Imagine my surprise when I spied a small entry in The Globe and Mail this week, referencing an article from The Telegraph Online in Britain.  The article quotes a German economist, Professor Andreas Wagner, who says although there is little statistical evidence on the subject, existing research points to a strange increase in coughing at classical music concerts.  The professor says the finding holds true even when the demographic makeup of the average classical concert audience is taken into account.  Basically, findings indicate certain types of music appear to attract more coughs, he says.

Imagine that!  According to Wagner, "It is the more modern pieces of 20th-century classical music; it is the more quiet and slow movements that are interrupted by coughs."  He goes on to say, according to the article, "It is also non-random, in that coughing sometimes appears to occur in sort of avalanches or cascades through the audience."  Exactly.  One starts and others all around follow, perhaps even unawares of it.  They just start coughing when they hear others do it around them.

These findings do not come at a surprise to me at all.  In fact, when I paused and thought about the findings for awhile, I realized I don't often recall hearing a lot of coughing at a popular or jazz music concert.  Are these people simply more engaged with the music, perhaps?  What the findings suggest to me is people start coughing as a result of boredom; lack of interest in the music being played could indeed be a factor.

If modern 20th-century music is the culprit much of the time, well, more traditional audience members not enamoured with the music might find themselves coughing involuntarily even if they don't need to. Who would have guessed?!  But what about the quieter passages and slow movements?  Is it simply a faster-paced work or movement holds our interest that much more, thus making us 'forget' to cough?  Perhaps.  But if so I find that very disheartening.  Can we never listen to a lovely slow movement of any symphony, or example, without also putting up with a cacophony of coughs?  Apparently not.

Orchestras and theatre companies the world over have had to deal with this dilemma for years.  Most live theatre nowadays is prefaced with a friendly reminder to do two things:  turn off your cell-phone and please unwrap any hard candies or cough-drops BEFORE the performance starts.  It rarely works.  I can't count the number of times I have been in an audience where someone, barely thirty seconds in from the start and after just hearing that friendly reminder, finally decides that might be the best time to unwrap that cough drop!

That brings us to the next dilemma:  do you unwrap it fast or slow?  Logic would dictate that anyone finding themselves in need of a candy or cough-drop during the performance should try to choose a noisy passage in the music and quickly unwrap the thing.  But more often than not, they choose the latter option and drag it out, slowly turning the cellophane so as to make it feel the knife in your back is being slowly turned...okay, maybe a bit melodramatic but you get my point.
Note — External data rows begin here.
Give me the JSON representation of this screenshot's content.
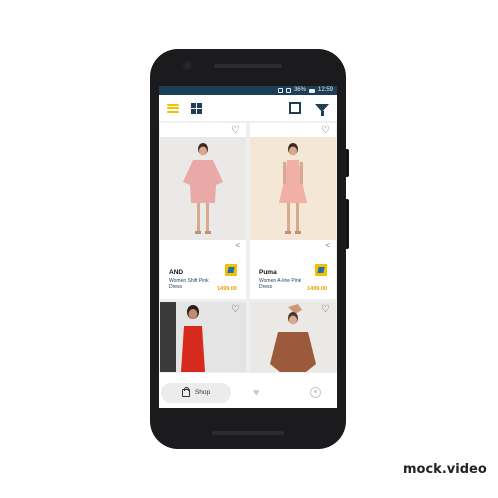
{
  "status_bar": {
    "battery": "36%",
    "time": "12:59"
  },
  "products": [
    {
      "brand": "AND",
      "name": "Women Shift Pink Dress",
      "price": "1499.00",
      "dress_color": "#e9a9a6"
    },
    {
      "brand": "Puma",
      "name": "Women A-line Pink Dress",
      "price": "1499.00",
      "dress_color": "#f0b0a6"
    },
    {
      "dress_color": "#d62a1d"
    },
    {
      "dress_color": "#9b5a3c"
    }
  ],
  "bottom_nav": {
    "shop_label": "Shop"
  },
  "watermark": "mock.video",
  "colors": {
    "accent": "#f2c200",
    "primary": "#1c3f57",
    "price": "#e3a300"
  },
  "icons": [
    "hamburger-icon",
    "grid-view-icon",
    "square-view-icon",
    "filter-icon",
    "heart-icon",
    "share-icon",
    "bag-icon",
    "user-icon"
  ]
}
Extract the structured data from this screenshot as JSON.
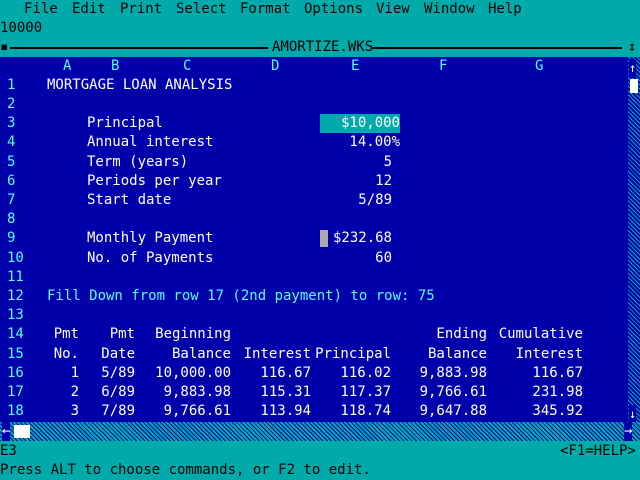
{
  "menu": [
    "File",
    "Edit",
    "Print",
    "Select",
    "Format",
    "Options",
    "View",
    "Window",
    "Help"
  ],
  "entry_line": "10000",
  "window_title": "AMORTIZE.WKS",
  "columns": [
    "A",
    "B",
    "C",
    "D",
    "E",
    "F",
    "G"
  ],
  "rows": [
    "1",
    "2",
    "3",
    "4",
    "5",
    "6",
    "7",
    "8",
    "9",
    "10",
    "11",
    "12",
    "13",
    "14",
    "15",
    "16",
    "17",
    "18"
  ],
  "sheet": {
    "title": "MORTGAGE LOAN ANALYSIS",
    "principal_label": "Principal",
    "principal_value": "$10,000",
    "interest_label": "Annual interest",
    "interest_value": "14.00%",
    "term_label": "Term (years)",
    "term_value": "5",
    "periods_label": "Periods per year",
    "periods_value": "12",
    "start_label": "Start date",
    "start_value": "5/89",
    "payment_label": "Monthly Payment",
    "payment_value": "$232.68",
    "numpay_label": "No. of Payments",
    "numpay_value": "60",
    "fill_note": "Fill Down from row 17 (2nd payment) to row: 75",
    "hdr_pmt1": "Pmt",
    "hdr_pmt2": "No.",
    "hdr_date1": "Pmt",
    "hdr_date2": "Date",
    "hdr_beg1": "Beginning",
    "hdr_beg2": "Balance",
    "hdr_int2": "Interest",
    "hdr_prin2": "Principal",
    "hdr_end1": "Ending",
    "hdr_end2": "Balance",
    "hdr_cum1": "Cumulative",
    "hdr_cum2": "Interest"
  },
  "payments": [
    {
      "no": "1",
      "date": "5/89",
      "beg": "10,000.00",
      "int": "116.67",
      "prin": "116.02",
      "end": "9,883.98",
      "cum": "116.67"
    },
    {
      "no": "2",
      "date": "6/89",
      "beg": "9,883.98",
      "int": "115.31",
      "prin": "117.37",
      "end": "9,766.61",
      "cum": "231.98"
    },
    {
      "no": "3",
      "date": "7/89",
      "beg": "9,766.61",
      "int": "113.94",
      "prin": "118.74",
      "end": "9,647.88",
      "cum": "345.92"
    }
  ],
  "status": {
    "cell_ref": "E3",
    "help_hint": "<F1=HELP>"
  },
  "help_line": "Press ALT to choose commands, or F2 to edit."
}
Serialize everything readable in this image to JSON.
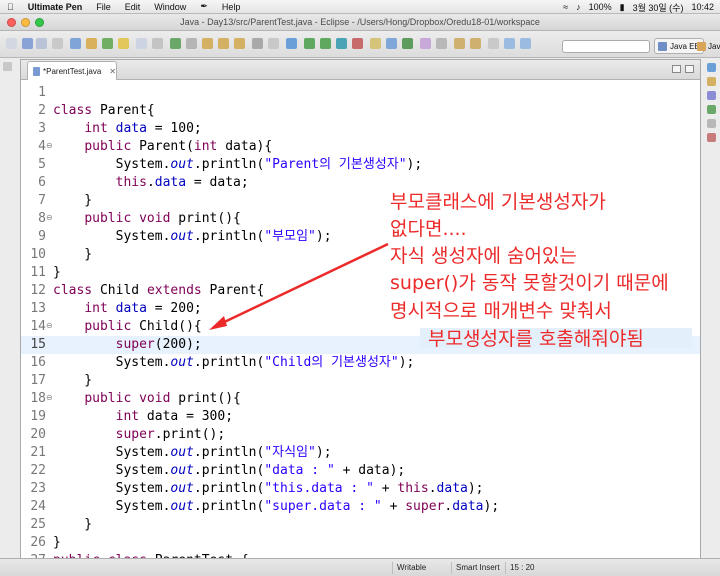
{
  "menubar": {
    "apple": "",
    "app_name": "Ultimate Pen",
    "items": [
      "File",
      "Edit",
      "Window",
      "Help"
    ],
    "battery": "100%",
    "date": "3월 30일 (수)",
    "time": "10:42"
  },
  "window": {
    "title": "Java - Day13/src/ParentTest.java - Eclipse - /Users/Hong/Dropbox/Oredu18-01/workspace"
  },
  "perspectives": {
    "java_ee": "Java EE",
    "java": "Java"
  },
  "editor": {
    "tab_label": "*ParentTest.java",
    "current_line": 15
  },
  "code_lines": [
    {
      "num": "1",
      "fold": ""
    },
    {
      "num": "2",
      "fold": ""
    },
    {
      "num": "3",
      "fold": ""
    },
    {
      "num": "4",
      "fold": "⊖"
    },
    {
      "num": "5",
      "fold": ""
    },
    {
      "num": "6",
      "fold": ""
    },
    {
      "num": "7",
      "fold": ""
    },
    {
      "num": "8",
      "fold": "⊖"
    },
    {
      "num": "9",
      "fold": ""
    },
    {
      "num": "10",
      "fold": ""
    },
    {
      "num": "11",
      "fold": ""
    },
    {
      "num": "12",
      "fold": ""
    },
    {
      "num": "13",
      "fold": ""
    },
    {
      "num": "14",
      "fold": "⊖"
    },
    {
      "num": "15",
      "fold": ""
    },
    {
      "num": "16",
      "fold": ""
    },
    {
      "num": "17",
      "fold": ""
    },
    {
      "num": "18",
      "fold": "⊖"
    },
    {
      "num": "19",
      "fold": ""
    },
    {
      "num": "20",
      "fold": ""
    },
    {
      "num": "21",
      "fold": ""
    },
    {
      "num": "22",
      "fold": ""
    },
    {
      "num": "23",
      "fold": ""
    },
    {
      "num": "24",
      "fold": ""
    },
    {
      "num": "25",
      "fold": ""
    },
    {
      "num": "26",
      "fold": ""
    },
    {
      "num": "27",
      "fold": ""
    }
  ],
  "code_tokens": {
    "l2": [
      "class",
      " Parent{"
    ],
    "l3": [
      "    ",
      "int",
      " ",
      "data",
      " = 100;"
    ],
    "l4": [
      "    ",
      "public",
      " Parent(",
      "int",
      " data){"
    ],
    "l5": [
      "        System.",
      "out",
      ".println(",
      "\"Parent의 기본생성자\"",
      ");"
    ],
    "l6": [
      "        ",
      "this",
      ".",
      "data",
      " = data;"
    ],
    "l7": [
      "    }"
    ],
    "l8": [
      "    ",
      "public",
      " ",
      "void",
      " print(){"
    ],
    "l9": [
      "        System.",
      "out",
      ".println(",
      "\"부모임\"",
      ");"
    ],
    "l10": [
      "    }"
    ],
    "l11": [
      "}"
    ],
    "l12": [
      "class",
      " Child ",
      "extends",
      " Parent{"
    ],
    "l13": [
      "    ",
      "int",
      " ",
      "data",
      " = 200;"
    ],
    "l14": [
      "    ",
      "public",
      " Child(){"
    ],
    "l15": [
      "        ",
      "super",
      "(200);"
    ],
    "l16": [
      "        System.",
      "out",
      ".println(",
      "\"Child의 기본생성자\"",
      ");"
    ],
    "l17": [
      "    }"
    ],
    "l18": [
      "    ",
      "public",
      " ",
      "void",
      " print(){"
    ],
    "l19": [
      "        ",
      "int",
      " data = 300;"
    ],
    "l20": [
      "        ",
      "super",
      ".print();"
    ],
    "l21": [
      "        System.",
      "out",
      ".println(",
      "\"자식임\"",
      ");"
    ],
    "l22": [
      "        System.",
      "out",
      ".println(",
      "\"data : \"",
      " + data);"
    ],
    "l23": [
      "        System.",
      "out",
      ".println(",
      "\"this.data : \"",
      " + ",
      "this",
      ".",
      "data",
      ");"
    ],
    "l24": [
      "        System.",
      "out",
      ".println(",
      "\"super.data : \"",
      " + ",
      "super",
      ".",
      "data",
      ");"
    ],
    "l25": [
      "    }"
    ],
    "l26": [
      "}"
    ],
    "l27": [
      "public",
      " ",
      "class",
      " ParentTest {"
    ]
  },
  "annotation": {
    "lines": [
      "부모클래스에 기본생성자가",
      "없다면....",
      "자식 생성자에 숨어있는",
      "super()가 동작 못할것이기 때문에",
      "명시적으로 매개변수 맞춰서",
      "부모생성자를 호출해줘야됨"
    ],
    "color": "#ec2a2a"
  },
  "status": {
    "writable": "Writable",
    "insert_mode": "Smart Insert",
    "position": "15 : 20"
  },
  "colors": {
    "keyword": "#7f0055",
    "field": "#0000c0",
    "string": "#2a00ff",
    "current_line": "#e8f2fe"
  }
}
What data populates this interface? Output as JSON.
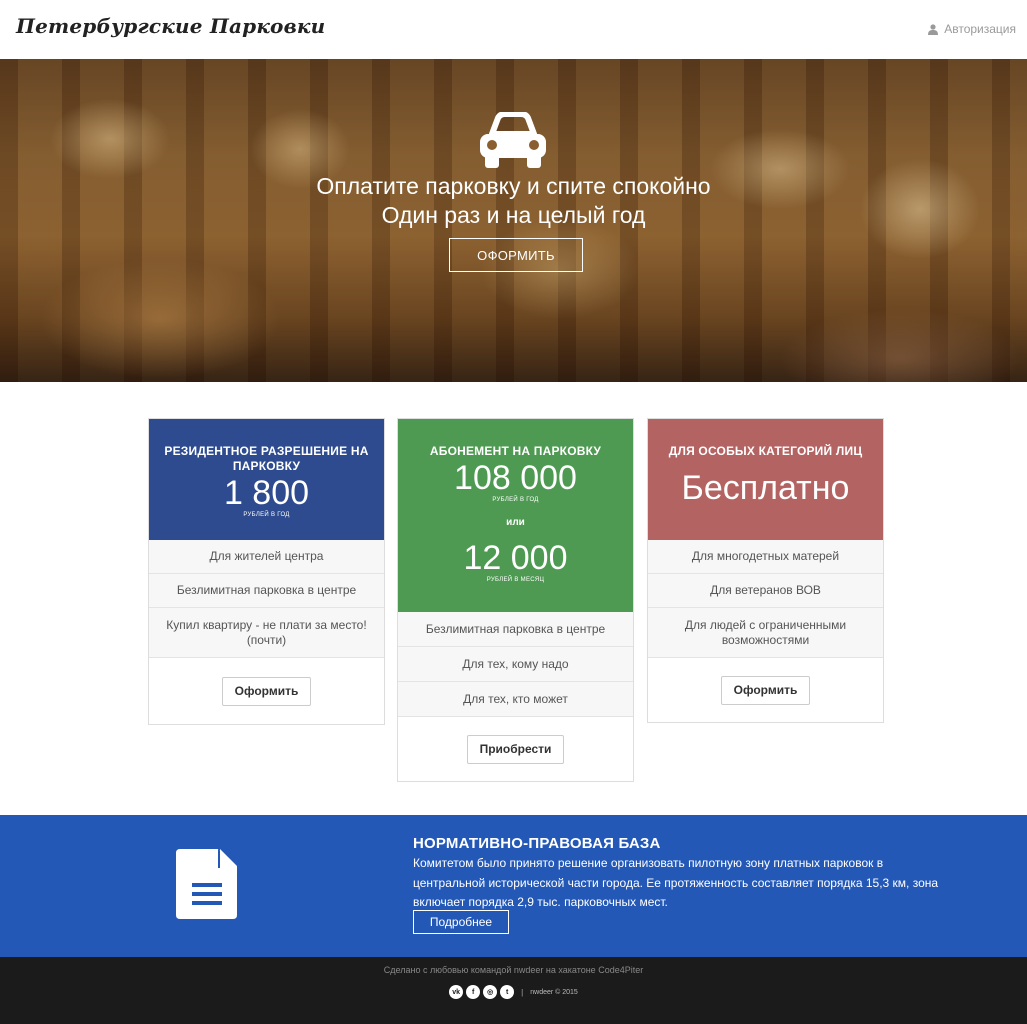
{
  "header": {
    "brand": "Петербургские Парковки",
    "login_label": "Авторизация",
    "login_icon": "user-icon"
  },
  "hero": {
    "icon": "car-icon",
    "line1": "Оплатите парковку и спите спокойно",
    "line2": "Один раз и на целый год",
    "button_label": "ОФОРМИТЬ"
  },
  "cards": [
    {
      "title": "РЕЗИДЕНТНОЕ РАЗРЕШЕНИЕ НА ПАРКОВКУ",
      "price": "1 800",
      "unit": "РУБЛЕЙ В ГОД",
      "color": "#2d4b8e",
      "features": [
        "Для жителей центра",
        "Безлимитная парковка в центре",
        "Купил квартиру - не плати за место! (почти)"
      ],
      "button_label": "Оформить"
    },
    {
      "title": "АБОНЕМЕНТ НА ПАРКОВКУ",
      "price": "108 000",
      "unit": "РУБЛЕЙ В ГОД",
      "or_label": "или",
      "price2": "12 000",
      "unit2": "РУБЛЕЙ В МЕСЯЦ",
      "color": "#4f9a52",
      "features": [
        "Безлимитная парковка в центре",
        "Для тех, кому надо",
        "Для тех, кто может"
      ],
      "button_label": "Приобрести"
    },
    {
      "title": "ДЛЯ ОСОБЫХ КАТЕГОРИЙ ЛИЦ",
      "price": "Бесплатно",
      "color": "#b36362",
      "features": [
        "Для многодетных матерей",
        "Для ветеранов ВОВ",
        "Для людей с ограниченными возможностями"
      ],
      "button_label": "Оформить"
    }
  ],
  "legal": {
    "icon": "document-icon",
    "title": "НОРМАТИВНО-ПРАВОВАЯ БАЗА",
    "text": "Комитетом было принято решение организовать пилотную зону платных парковок в центральной исторической части города. Ее протяженность составляет порядка 15,3 км, зона включает порядка 2,9 тыс. парковочных мест.",
    "button_label": "Подробнее",
    "background": "#2358b7"
  },
  "footer": {
    "made_by": "Сделано с любовью командой nwdeer на хакатоне Code4Piter",
    "social": [
      {
        "icon": "vk-icon",
        "glyph": "vk"
      },
      {
        "icon": "facebook-icon",
        "glyph": "f"
      },
      {
        "icon": "instagram-icon",
        "glyph": "◎"
      },
      {
        "icon": "twitter-icon",
        "glyph": "t"
      }
    ],
    "separator": "|",
    "copyright": "nwdeer © 2015"
  }
}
I remember reading about an orchestra somewhere that decided to have ushers at the doors to the auditorium man big bowls of cough-drops already unwrapped, and you could just take what you needed on your way into the theatre.  Not a bad idea initially, but then the concerns of other people pawing over the candies before you get them, and what do you do with the thing if you don't need it yet  seem to have kept that idea from catching on.

I really don't know what the solution is here.  If indeed the coughing is an involuntary reaction to the music being played, you can't change human nature.  We just do it without even thinking.  So concert-goers the world over will just have to grit their collective teeth and accept it as a fact of life.  Unless, of course, we stop programming quiet movements and 20th-century music entirely...Hmmm, wait a minute, we might be on to something here!

How did baroque-era composers deal with this, do you think?  Or were audiences just more attentive back then?  Mind you, if the patron of the music being played, often of royal stature is nearby, you might have been far too self-conscious to risk his ire by coughing...unless he did too, of course!

Happy listening!

February 3rd, 2013.